Collaborating for consensus

Communicating ideas and reaching agreement on potential itineraries to group members was always going to be a big challenge for group leaders, since each person might have a different preferred communication platform that might even change frequently depending on where they are at any given time. For example, a single group member might prefer email while at work, text message while at the gym, and Facebook while at home.

Cross-channel communication

Copilot lets planners send messages to the rest of the group on the platform that they prefer, whether it be email, text message, or social media options.

How we got there

Polling for preferences

When it's time for group members to weigh in with their opinions, leaders can send mini-surveys to quickly determine which ideas are most popular to the group.

How we got there

Social suggestions

Additional activity ideas for trip planning can be collected from each group member's social media network. (Area for future exploration)

How we got there

Lessons learned

Less guessing, more testing

About mid-way through the project, we spent a lot of time second-guessing some of the assumptions we had made about the technologies people communicate travel ideas. In retrospect, we felt that we likely would have arrived at the same conclusions through more user testing rather than spending a significant amount of time second guessing our project’s direction.

Scope for simplicity

When we began this project, our scope was intentionally broad because, as designers who love to travel, we had a desire to address many of the most frustrating aspects of collaborative planning. However, we could have spent more time building a solution if we had we started with a narrower and well-defined scope in the first place.

Trust the team

In general, I tend to take on too much because I trust my own abilities and work ethic. However, working with a highly talented and motivated team helped me to learn to trust others to do their part, which allowed us to ultimately be more productive and achieve much more. As a bonus, I developed worthwhile relationships that I can rely on throughout my career.

The impact of Copilot
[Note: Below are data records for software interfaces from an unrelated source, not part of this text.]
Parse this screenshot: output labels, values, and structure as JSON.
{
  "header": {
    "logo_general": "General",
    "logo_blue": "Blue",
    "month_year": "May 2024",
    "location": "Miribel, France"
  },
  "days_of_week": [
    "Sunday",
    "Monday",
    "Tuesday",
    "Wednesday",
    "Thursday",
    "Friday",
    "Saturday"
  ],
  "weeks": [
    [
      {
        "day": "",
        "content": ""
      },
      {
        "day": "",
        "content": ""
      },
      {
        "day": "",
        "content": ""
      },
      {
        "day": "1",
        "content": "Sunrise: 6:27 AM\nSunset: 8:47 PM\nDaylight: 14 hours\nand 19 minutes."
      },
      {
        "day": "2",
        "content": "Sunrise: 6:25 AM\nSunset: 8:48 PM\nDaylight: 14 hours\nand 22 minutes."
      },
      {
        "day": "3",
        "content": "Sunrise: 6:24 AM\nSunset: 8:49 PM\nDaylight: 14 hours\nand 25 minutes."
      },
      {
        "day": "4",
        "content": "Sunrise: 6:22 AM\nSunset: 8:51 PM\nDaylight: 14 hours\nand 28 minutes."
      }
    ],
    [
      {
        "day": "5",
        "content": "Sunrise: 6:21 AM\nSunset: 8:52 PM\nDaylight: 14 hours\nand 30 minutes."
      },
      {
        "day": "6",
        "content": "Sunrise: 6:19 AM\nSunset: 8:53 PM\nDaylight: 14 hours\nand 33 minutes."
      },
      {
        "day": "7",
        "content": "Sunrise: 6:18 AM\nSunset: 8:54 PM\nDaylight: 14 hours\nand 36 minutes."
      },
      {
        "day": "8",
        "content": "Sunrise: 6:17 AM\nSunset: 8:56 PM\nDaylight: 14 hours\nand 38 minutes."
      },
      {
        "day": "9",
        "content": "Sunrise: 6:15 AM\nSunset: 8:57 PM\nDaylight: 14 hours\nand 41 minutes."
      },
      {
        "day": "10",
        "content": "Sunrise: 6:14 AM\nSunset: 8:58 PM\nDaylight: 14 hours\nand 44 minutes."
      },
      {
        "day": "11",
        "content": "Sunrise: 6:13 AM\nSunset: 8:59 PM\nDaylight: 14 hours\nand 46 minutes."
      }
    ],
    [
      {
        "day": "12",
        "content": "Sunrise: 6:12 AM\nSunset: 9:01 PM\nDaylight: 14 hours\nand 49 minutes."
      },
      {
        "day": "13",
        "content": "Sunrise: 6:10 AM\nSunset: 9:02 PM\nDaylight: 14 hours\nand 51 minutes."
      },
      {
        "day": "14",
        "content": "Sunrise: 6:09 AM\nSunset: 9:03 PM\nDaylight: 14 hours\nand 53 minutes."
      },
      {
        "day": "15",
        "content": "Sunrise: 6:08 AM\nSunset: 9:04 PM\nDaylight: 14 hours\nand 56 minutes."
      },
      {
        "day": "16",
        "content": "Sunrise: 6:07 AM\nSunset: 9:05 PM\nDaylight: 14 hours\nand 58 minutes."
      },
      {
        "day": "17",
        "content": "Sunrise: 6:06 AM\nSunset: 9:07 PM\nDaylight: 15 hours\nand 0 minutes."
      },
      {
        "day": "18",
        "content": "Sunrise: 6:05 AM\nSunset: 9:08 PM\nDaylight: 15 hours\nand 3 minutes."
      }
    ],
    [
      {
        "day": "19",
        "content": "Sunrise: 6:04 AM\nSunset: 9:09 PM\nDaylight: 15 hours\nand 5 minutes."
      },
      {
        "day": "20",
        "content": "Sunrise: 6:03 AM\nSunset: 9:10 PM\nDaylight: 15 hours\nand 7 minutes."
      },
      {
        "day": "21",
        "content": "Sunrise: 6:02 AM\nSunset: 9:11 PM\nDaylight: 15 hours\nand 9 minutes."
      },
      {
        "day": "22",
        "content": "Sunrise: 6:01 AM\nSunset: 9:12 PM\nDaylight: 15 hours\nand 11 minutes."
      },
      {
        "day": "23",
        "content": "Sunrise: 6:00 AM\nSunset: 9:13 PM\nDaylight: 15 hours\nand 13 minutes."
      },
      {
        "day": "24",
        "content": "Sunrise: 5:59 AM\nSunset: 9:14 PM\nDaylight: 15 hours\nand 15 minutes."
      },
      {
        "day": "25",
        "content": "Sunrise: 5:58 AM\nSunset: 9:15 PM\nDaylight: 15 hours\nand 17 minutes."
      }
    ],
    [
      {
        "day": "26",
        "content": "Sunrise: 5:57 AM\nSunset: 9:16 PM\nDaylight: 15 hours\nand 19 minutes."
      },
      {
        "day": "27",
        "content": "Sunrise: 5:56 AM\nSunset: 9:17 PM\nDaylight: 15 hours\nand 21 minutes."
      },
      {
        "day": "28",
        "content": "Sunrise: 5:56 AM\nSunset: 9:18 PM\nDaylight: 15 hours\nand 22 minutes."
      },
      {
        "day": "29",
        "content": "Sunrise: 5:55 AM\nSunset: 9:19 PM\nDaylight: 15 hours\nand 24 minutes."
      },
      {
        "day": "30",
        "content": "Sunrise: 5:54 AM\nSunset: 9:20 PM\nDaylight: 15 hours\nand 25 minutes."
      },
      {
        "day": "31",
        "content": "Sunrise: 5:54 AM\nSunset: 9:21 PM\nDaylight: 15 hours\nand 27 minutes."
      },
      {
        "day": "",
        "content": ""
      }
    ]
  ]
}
Many of our ideas from our Copilot project served as a foundation for improving Utrip's itinerary planner, such as the trip planning framework, the idea box, and more broadly time boxing activity buckets on the itinerary. These changes resulted in an increase in engagement and time-on-page of over 200% on Utrip's itinerary tool.